Upon the advice of friends, we took a trek to supermarket on the other side of town a few days ago. But this wasn’t just any ole grocery store- this was the holy grail of international food stores: the Super G Mart. The clientele alone attested to its diversity of products. The place was absolutely packed with folks from all corners of the globe! (This immediately gave the place some major street cred in my not so humble opinion) We grabbed ourselves a cart and perused the awesome product section with varieties and options that I had never even heard or seen before. The aisles were just as exciting and full of ingredients we were anxious to try at home. Our first foray into homemade foreign cuisine was inspired by dried corn husks: homemade tamales!

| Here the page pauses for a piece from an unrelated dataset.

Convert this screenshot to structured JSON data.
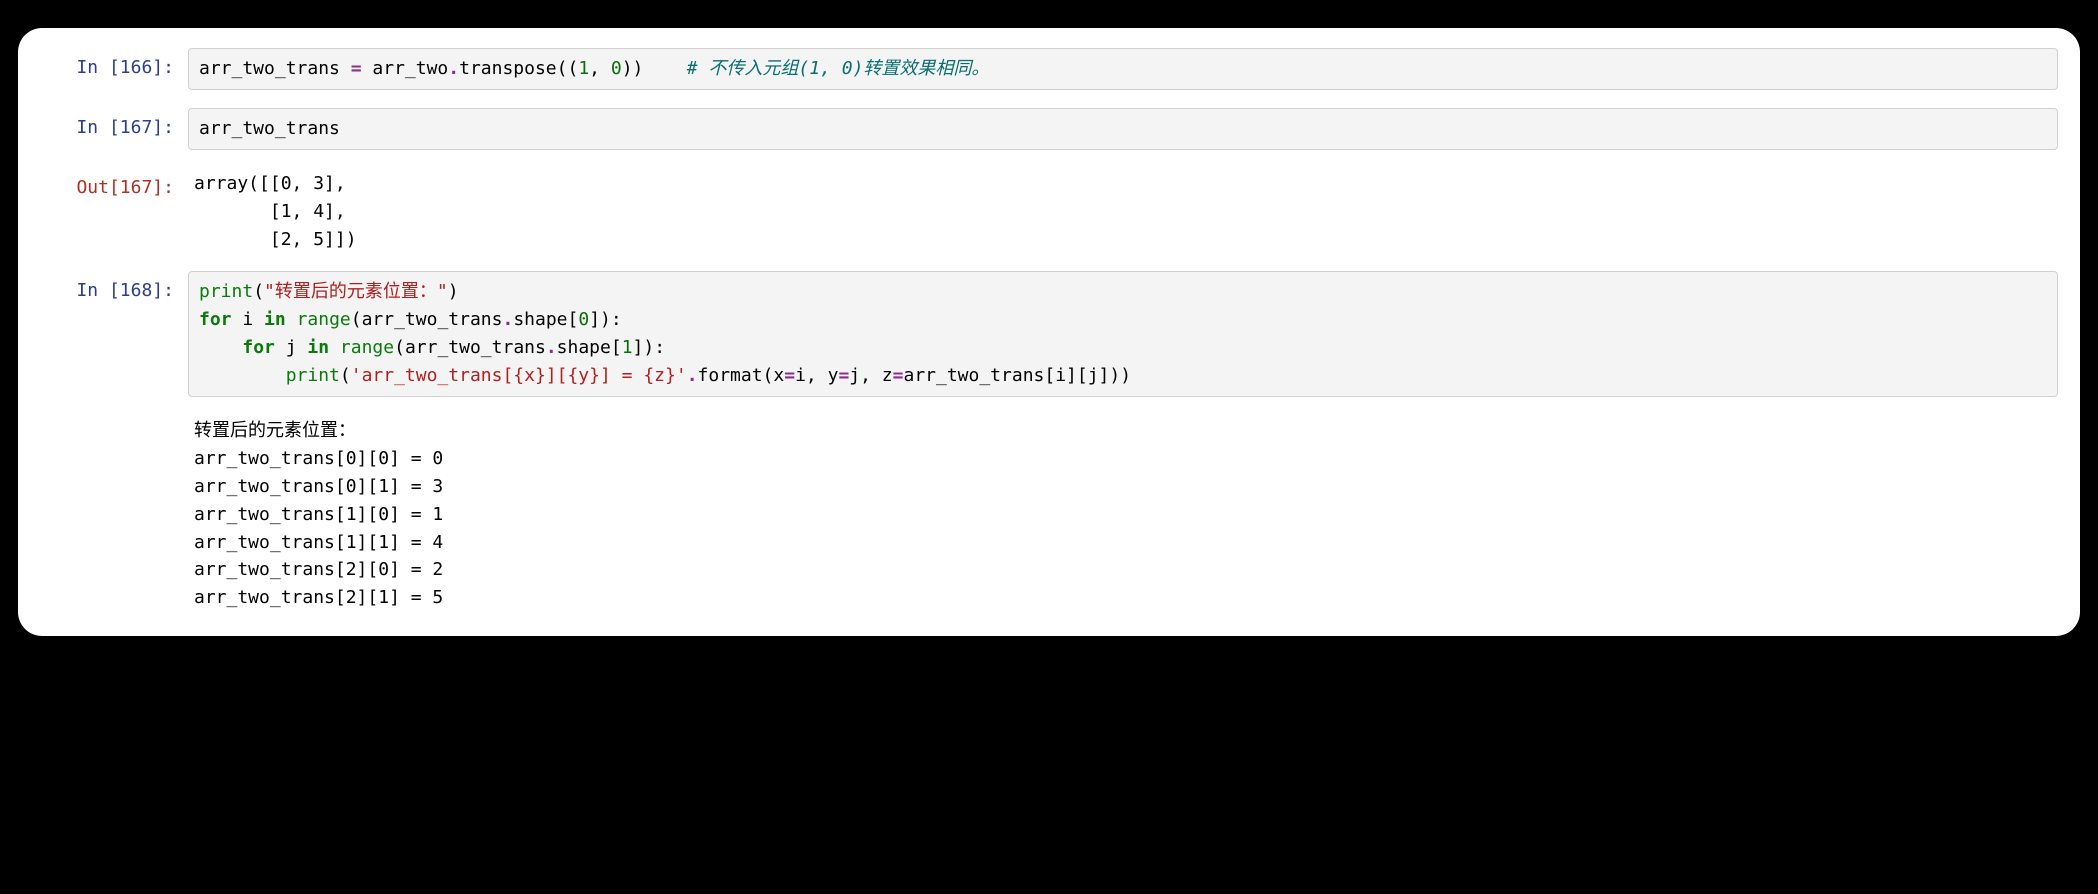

I’ve seen several tamale recipes in food magazines and it seemed relatively easy. The first step is to soak the corn husks in warm water. I just filled a large bowl, putting roughly 12 husks in (they are very thin) and putting a heavy glass bowl on top to ensure they were submerged. After they soaked for a about an hour I drained the water and shook any excess off of the husks in the sink. The recipe I was using called for Mara Harisa (a corn flour mix), but that happened to be one thing I failed to pick up at Super G. So I substituted using corn tortillas. I simply shredded and pulsed them in the food processor until they were finely ground, adding vegetable oil, white flour, salt, chili powder, and a little cumin until it reached the consistency of peanut butter.
For my filling, I went simple for this first batch. Aaron browned some turkey meat with chopped onions, adding a little salt and pepper to bring out the flavor. When this was cooked it was time to put our tamales together! I went on You Tube to find a tutorial on assembly and then mimiced their directions. It was suprisingly simple to do: spread 1-2 tablespoons of your Mara Harisa on one side of husk (fat side), put your filling on top, and roll!
I secured my tamales with torn strips of husk to ensure they stayed together during the steaming process.